» Exercise requirements
The records that follow should be returned exactly, pictures excluded.

» Extracted data
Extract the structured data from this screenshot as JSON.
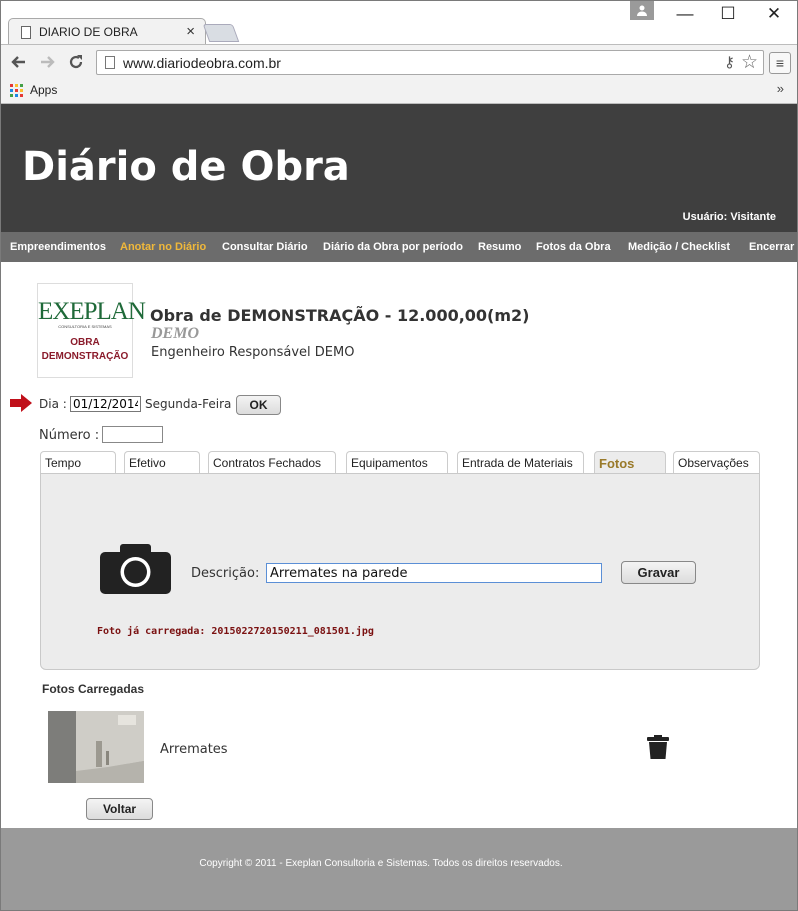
{
  "browser": {
    "tab_title": "DIARIO DE OBRA",
    "tab_close": "×",
    "window_buttons": {
      "minimize": "—",
      "maximize": "☐",
      "close": "✕"
    },
    "url": "www.diariodeobra.com.br",
    "bookmarks": {
      "apps_label": "Apps",
      "chevron": "»"
    }
  },
  "header": {
    "title": "Diário de Obra",
    "user_label": "Usuário: Visitante"
  },
  "nav": {
    "items": [
      {
        "label": "Empreendimentos"
      },
      {
        "label": "Anotar no Diário",
        "active": true
      },
      {
        "label": "Consultar Diário"
      },
      {
        "label": "Diário da Obra por período"
      },
      {
        "label": "Resumo"
      },
      {
        "label": "Fotos da Obra"
      },
      {
        "label": "Medição / Checklist"
      },
      {
        "label": "Encerrar"
      }
    ],
    "active_color": "#f0b83a"
  },
  "logo": {
    "brand": "EXEPLAN",
    "subtitle": "CONSULTORIA E SISTEMAS",
    "line1": "OBRA",
    "line2": "DEMONSTRAÇÃO"
  },
  "obra": {
    "title": "Obra de DEMONSTRAÇÃO - 12.000,00(m2)",
    "code": "DEMO",
    "engineer": "Engenheiro Responsável DEMO"
  },
  "form": {
    "dia_label": "Dia :",
    "dia_value": "01/12/2014",
    "weekday": "Segunda-Feira",
    "ok_label": "OK",
    "numero_label": "Número :",
    "numero_value": ""
  },
  "tabs": [
    {
      "label": "Tempo"
    },
    {
      "label": "Efetivo"
    },
    {
      "label": "Contratos Fechados"
    },
    {
      "label": "Equipamentos"
    },
    {
      "label": "Entrada de Materiais"
    },
    {
      "label": "Fotos",
      "active": true
    },
    {
      "label": "Observações"
    }
  ],
  "fotos": {
    "descricao_label": "Descrição:",
    "descricao_value": "Arremates na parede",
    "gravar_label": "Gravar",
    "photo_note": "Foto já carregada: 2015022720150211_081501.jpg",
    "heading": "Fotos Carregadas",
    "items": [
      {
        "caption": "Arremates"
      }
    ],
    "voltar_label": "Voltar"
  },
  "footer": {
    "copyright": "Copyright © 2011 - Exeplan Consultoria e Sistemas. Todos os direitos reservados."
  },
  "colors": {
    "header_bg": "#3f3f3f",
    "nav_bg": "#6c6c6c",
    "annotation_arrow": "#c0101a",
    "active_tab": "#9a7a2a",
    "footer_bg": "#9a9a9a"
  }
}
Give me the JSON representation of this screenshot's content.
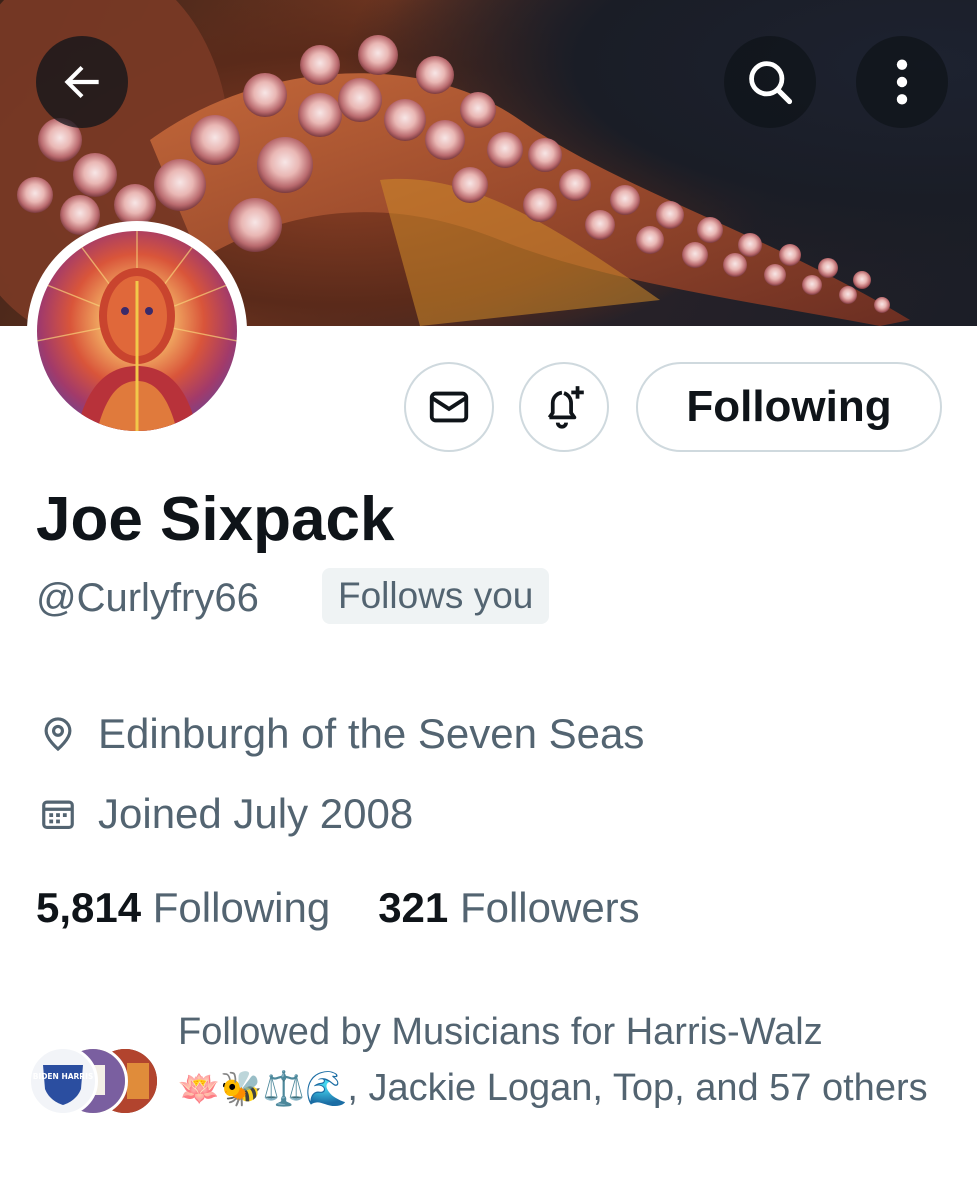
{
  "header": {
    "back_icon": "arrow-left-icon",
    "search_icon": "search-icon",
    "more_icon": "more-vertical-icon"
  },
  "profile": {
    "name": "Joe Sixpack",
    "handle": "@Curlyfry66",
    "follows_you": "Follows you",
    "location": "Edinburgh of the Seven Seas",
    "joined": "Joined July 2008",
    "following_count": "5,814",
    "following_label": "Following",
    "followers_count": "321",
    "followers_label": "Followers"
  },
  "actions": {
    "message_icon": "mail-icon",
    "notify_icon": "bell-plus-icon",
    "follow_button": "Following"
  },
  "followed_by": {
    "prefix": "Followed by Musicians for Harris-Walz",
    "emojis": "🪷🐝⚖️🌊",
    "suffix": ", Jackie Logan, Top, and 57 others",
    "avatar_1_text": "BIDEN HARRIS"
  },
  "colors": {
    "text_primary": "#0f1419",
    "text_secondary": "#536471",
    "border": "#cfd9de",
    "chip_bg": "#eff3f4"
  }
}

» Task answer
Extract the structured data from this screenshot as JSON.
{
  "browser": {
    "tab_title": "DIARIO DE OBRA",
    "tab_close": "×",
    "window_buttons": {
      "minimize": "—",
      "maximize": "☐",
      "close": "✕"
    },
    "url": "www.diariodeobra.com.br",
    "bookmarks": {
      "apps_label": "Apps",
      "chevron": "»"
    }
  },
  "header": {
    "title": "Diário de Obra",
    "user_label": "Usuário: Visitante"
  },
  "nav": {
    "items": [
      {
        "label": "Empreendimentos"
      },
      {
        "label": "Anotar no Diário",
        "active": true
      },
      {
        "label": "Consultar Diário"
      },
      {
        "label": "Diário da Obra por período"
      },
      {
        "label": "Resumo"
      },
      {
        "label": "Fotos da Obra"
      },
      {
        "label": "Medição / Checklist"
      },
      {
        "label": "Encerrar"
      }
    ],
    "active_color": "#f0b83a"
  },
  "logo": {
    "brand": "EXEPLAN",
    "subtitle": "CONSULTORIA E SISTEMAS",
    "line1": "OBRA",
    "line2": "DEMONSTRAÇÃO"
  },
  "obra": {
    "title": "Obra de DEMONSTRAÇÃO - 12.000,00(m2)",
    "code": "DEMO",
    "engineer": "Engenheiro Responsável DEMO"
  },
  "form": {
    "dia_label": "Dia :",
    "dia_value": "01/12/2014",
    "weekday": "Segunda-Feira",
    "ok_label": "OK",
    "numero_label": "Número :",
    "numero_value": ""
  },
  "tabs": [
    {
      "label": "Tempo"
    },
    {
      "label": "Efetivo"
    },
    {
      "label": "Contratos Fechados"
    },
    {
      "label": "Equipamentos"
    },
    {
      "label": "Entrada de Materiais"
    },
    {
      "label": "Fotos",
      "active": true
    },
    {
      "label": "Observações"
    }
  ],
  "fotos": {
    "descricao_label": "Descrição:",
    "descricao_value": "Arremates na parede",
    "gravar_label": "Gravar",
    "photo_note": "Foto já carregada: 2015022720150211_081501.jpg",
    "heading": "Fotos Carregadas",
    "items": [
      {
        "caption": "Arremates"
      }
    ],
    "voltar_label": "Voltar"
  },
  "footer": {
    "copyright": "Copyright © 2011 - Exeplan Consultoria e Sistemas. Todos os direitos reservados."
  },
  "colors": {
    "header_bg": "#3f3f3f",
    "nav_bg": "#6c6c6c",
    "annotation_arrow": "#c0101a",
    "active_tab": "#9a7a2a",
    "footer_bg": "#9a9a9a"
  }
}
Give me the JSON representation of this screenshot's content.
{
  "header": {
    "back_icon": "arrow-left-icon",
    "search_icon": "search-icon",
    "more_icon": "more-vertical-icon"
  },
  "profile": {
    "name": "Joe Sixpack",
    "handle": "@Curlyfry66",
    "follows_you": "Follows you",
    "location": "Edinburgh of the Seven Seas",
    "joined": "Joined July 2008",
    "following_count": "5,814",
    "following_label": "Following",
    "followers_count": "321",
    "followers_label": "Followers"
  },
  "actions": {
    "message_icon": "mail-icon",
    "notify_icon": "bell-plus-icon",
    "follow_button": "Following"
  },
  "followed_by": {
    "prefix": "Followed by Musicians for Harris-Walz",
    "emojis": "🪷🐝⚖️🌊",
    "suffix": ", Jackie Logan, Top, and 57 others",
    "avatar_1_text": "BIDEN HARRIS"
  },
  "colors": {
    "text_primary": "#0f1419",
    "text_secondary": "#536471",
    "border": "#cfd9de",
    "chip_bg": "#eff3f4"
  }
}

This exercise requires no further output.